## [Exercise]
Lines with the word "xbox" in them must be copied from the records below.

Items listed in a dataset
┏━━

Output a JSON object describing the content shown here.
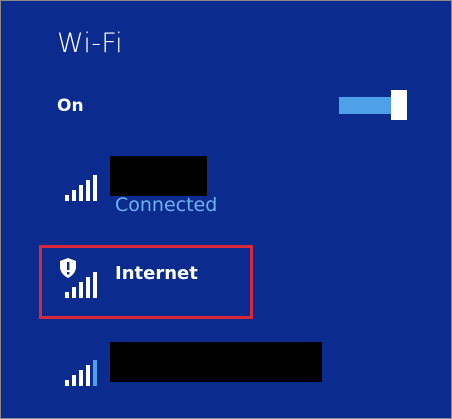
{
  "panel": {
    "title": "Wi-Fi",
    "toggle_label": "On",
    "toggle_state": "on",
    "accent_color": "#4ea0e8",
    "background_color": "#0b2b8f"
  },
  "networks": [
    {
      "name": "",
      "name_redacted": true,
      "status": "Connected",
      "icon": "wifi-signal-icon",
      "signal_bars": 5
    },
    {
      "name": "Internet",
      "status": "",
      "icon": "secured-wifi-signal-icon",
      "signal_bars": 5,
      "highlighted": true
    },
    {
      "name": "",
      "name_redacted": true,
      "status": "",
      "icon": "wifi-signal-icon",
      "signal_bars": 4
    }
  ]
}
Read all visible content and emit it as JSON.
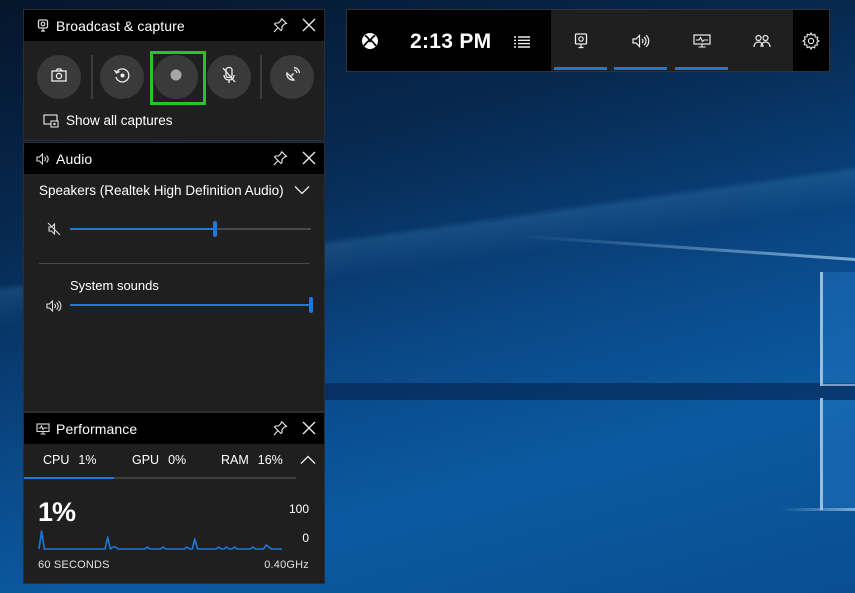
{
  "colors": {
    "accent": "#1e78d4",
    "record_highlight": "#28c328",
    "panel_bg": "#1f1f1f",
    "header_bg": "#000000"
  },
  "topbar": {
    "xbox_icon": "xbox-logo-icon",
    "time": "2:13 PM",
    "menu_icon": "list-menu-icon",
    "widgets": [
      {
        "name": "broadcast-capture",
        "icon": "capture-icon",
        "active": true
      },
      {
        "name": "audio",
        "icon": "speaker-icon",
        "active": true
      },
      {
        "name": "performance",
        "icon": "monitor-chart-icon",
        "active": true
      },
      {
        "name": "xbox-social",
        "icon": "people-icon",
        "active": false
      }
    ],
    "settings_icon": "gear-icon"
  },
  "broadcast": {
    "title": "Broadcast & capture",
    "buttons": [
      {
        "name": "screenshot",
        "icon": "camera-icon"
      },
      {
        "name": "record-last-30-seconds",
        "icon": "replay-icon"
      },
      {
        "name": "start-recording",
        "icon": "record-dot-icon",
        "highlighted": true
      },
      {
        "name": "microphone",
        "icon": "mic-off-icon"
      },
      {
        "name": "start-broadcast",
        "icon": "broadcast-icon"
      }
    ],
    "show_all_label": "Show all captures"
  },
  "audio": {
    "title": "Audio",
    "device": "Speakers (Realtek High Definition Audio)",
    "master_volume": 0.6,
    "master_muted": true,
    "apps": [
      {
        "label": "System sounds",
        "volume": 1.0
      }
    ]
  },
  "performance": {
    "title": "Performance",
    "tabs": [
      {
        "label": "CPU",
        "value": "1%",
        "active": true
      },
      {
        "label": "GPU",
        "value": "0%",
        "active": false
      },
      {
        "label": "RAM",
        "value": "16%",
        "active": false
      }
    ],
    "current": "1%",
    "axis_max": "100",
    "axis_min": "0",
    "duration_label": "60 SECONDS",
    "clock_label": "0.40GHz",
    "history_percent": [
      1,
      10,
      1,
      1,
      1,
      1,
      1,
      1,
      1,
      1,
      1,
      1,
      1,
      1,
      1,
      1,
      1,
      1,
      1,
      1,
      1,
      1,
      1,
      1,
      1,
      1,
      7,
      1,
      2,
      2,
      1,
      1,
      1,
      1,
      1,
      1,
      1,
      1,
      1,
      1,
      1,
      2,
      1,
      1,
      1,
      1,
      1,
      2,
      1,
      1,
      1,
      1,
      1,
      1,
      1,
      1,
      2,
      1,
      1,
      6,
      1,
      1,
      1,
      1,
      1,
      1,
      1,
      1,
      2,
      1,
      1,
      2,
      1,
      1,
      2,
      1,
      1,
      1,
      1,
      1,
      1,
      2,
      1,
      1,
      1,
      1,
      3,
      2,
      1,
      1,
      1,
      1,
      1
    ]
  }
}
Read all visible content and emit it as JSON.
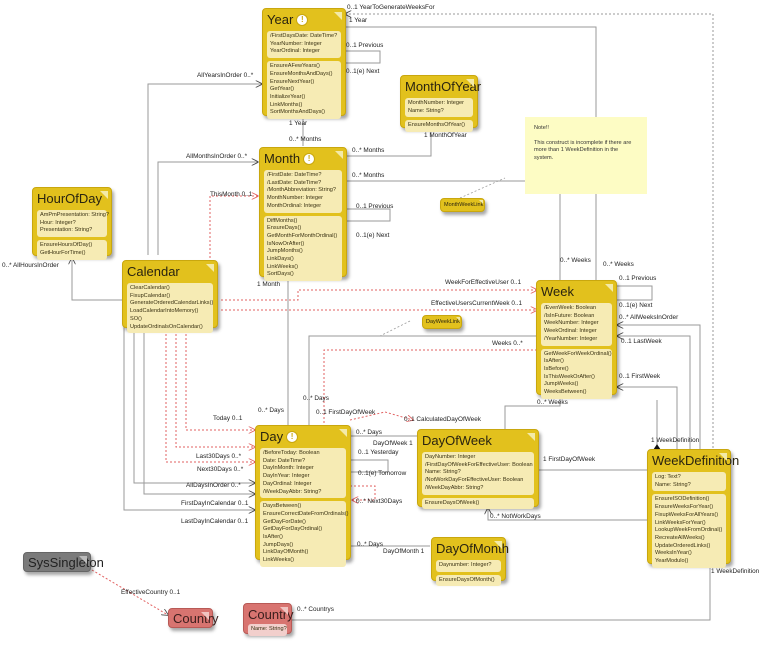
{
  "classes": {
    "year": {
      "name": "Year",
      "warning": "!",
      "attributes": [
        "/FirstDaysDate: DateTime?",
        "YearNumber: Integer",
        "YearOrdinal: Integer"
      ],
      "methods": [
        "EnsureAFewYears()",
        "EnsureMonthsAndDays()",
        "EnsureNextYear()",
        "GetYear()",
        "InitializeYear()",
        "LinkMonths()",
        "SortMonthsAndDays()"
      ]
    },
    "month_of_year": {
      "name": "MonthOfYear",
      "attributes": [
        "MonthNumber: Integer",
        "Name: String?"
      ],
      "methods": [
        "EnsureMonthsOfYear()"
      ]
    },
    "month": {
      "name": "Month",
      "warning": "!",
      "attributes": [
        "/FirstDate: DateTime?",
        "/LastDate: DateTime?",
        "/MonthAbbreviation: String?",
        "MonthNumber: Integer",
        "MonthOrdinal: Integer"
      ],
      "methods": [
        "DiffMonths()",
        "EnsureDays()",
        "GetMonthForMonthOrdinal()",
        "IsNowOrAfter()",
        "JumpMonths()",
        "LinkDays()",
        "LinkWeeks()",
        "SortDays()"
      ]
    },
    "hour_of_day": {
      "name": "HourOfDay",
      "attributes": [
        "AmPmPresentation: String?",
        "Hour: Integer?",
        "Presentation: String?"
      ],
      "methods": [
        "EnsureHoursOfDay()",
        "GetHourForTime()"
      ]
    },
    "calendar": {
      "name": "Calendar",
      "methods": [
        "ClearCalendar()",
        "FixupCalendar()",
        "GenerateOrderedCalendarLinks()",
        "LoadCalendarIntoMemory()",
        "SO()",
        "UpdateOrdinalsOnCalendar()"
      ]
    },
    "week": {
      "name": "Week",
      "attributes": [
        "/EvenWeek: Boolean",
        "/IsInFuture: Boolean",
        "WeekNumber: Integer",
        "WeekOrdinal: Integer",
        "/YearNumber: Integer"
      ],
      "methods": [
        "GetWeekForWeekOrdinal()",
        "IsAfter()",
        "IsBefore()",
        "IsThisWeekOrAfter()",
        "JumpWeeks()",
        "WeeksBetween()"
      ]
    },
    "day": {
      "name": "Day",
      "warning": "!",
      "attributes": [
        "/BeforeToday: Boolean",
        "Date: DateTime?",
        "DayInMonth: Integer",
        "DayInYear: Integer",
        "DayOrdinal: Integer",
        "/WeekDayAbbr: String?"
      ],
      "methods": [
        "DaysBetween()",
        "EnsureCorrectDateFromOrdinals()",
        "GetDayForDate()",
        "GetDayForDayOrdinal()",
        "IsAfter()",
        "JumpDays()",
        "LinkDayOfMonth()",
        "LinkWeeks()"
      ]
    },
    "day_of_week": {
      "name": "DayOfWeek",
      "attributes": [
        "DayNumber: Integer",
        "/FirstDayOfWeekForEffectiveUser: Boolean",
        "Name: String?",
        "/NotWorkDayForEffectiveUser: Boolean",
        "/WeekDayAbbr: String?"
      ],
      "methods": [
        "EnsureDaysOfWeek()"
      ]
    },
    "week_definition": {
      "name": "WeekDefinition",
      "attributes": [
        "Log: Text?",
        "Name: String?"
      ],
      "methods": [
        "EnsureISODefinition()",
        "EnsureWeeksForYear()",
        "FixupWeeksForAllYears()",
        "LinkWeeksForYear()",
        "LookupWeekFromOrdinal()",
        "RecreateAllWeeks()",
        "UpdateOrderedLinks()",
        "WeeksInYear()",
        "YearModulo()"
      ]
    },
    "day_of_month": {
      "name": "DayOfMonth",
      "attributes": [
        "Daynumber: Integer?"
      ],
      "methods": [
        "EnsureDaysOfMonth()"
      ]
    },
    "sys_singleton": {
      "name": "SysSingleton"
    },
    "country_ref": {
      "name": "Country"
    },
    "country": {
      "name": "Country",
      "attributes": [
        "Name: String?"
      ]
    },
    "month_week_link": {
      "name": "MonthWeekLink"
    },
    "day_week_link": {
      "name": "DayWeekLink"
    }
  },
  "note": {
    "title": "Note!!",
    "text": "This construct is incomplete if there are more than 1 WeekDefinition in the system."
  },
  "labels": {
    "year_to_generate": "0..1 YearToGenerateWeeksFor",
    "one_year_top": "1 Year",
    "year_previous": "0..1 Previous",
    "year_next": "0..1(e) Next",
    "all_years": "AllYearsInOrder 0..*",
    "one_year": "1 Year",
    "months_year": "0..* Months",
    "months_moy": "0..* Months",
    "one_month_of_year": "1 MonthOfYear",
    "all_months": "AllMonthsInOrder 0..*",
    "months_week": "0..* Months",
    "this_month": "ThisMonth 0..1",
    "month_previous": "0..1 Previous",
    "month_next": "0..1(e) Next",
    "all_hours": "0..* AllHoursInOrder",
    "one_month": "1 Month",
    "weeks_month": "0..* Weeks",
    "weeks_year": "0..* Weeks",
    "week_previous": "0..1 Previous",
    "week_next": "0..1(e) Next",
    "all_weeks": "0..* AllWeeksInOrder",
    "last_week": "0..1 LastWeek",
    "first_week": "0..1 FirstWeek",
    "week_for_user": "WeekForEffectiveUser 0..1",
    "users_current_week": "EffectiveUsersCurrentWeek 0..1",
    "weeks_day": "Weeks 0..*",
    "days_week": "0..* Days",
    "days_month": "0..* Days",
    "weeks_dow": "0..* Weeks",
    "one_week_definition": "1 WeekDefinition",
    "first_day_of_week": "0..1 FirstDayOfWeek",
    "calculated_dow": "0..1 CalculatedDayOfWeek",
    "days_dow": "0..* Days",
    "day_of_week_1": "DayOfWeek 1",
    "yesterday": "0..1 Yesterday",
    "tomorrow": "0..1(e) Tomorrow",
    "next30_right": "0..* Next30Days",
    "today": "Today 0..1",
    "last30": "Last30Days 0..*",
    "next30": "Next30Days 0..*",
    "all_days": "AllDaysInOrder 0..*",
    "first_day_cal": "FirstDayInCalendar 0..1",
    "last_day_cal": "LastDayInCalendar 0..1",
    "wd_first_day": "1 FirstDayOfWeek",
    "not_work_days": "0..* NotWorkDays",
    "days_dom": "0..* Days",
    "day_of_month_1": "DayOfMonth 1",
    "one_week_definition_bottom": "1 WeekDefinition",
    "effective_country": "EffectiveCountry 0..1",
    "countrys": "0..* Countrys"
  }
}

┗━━

## [Answer space]
    "xbox_icon": "xbox-logo-icon",
        "name": "xbox-social",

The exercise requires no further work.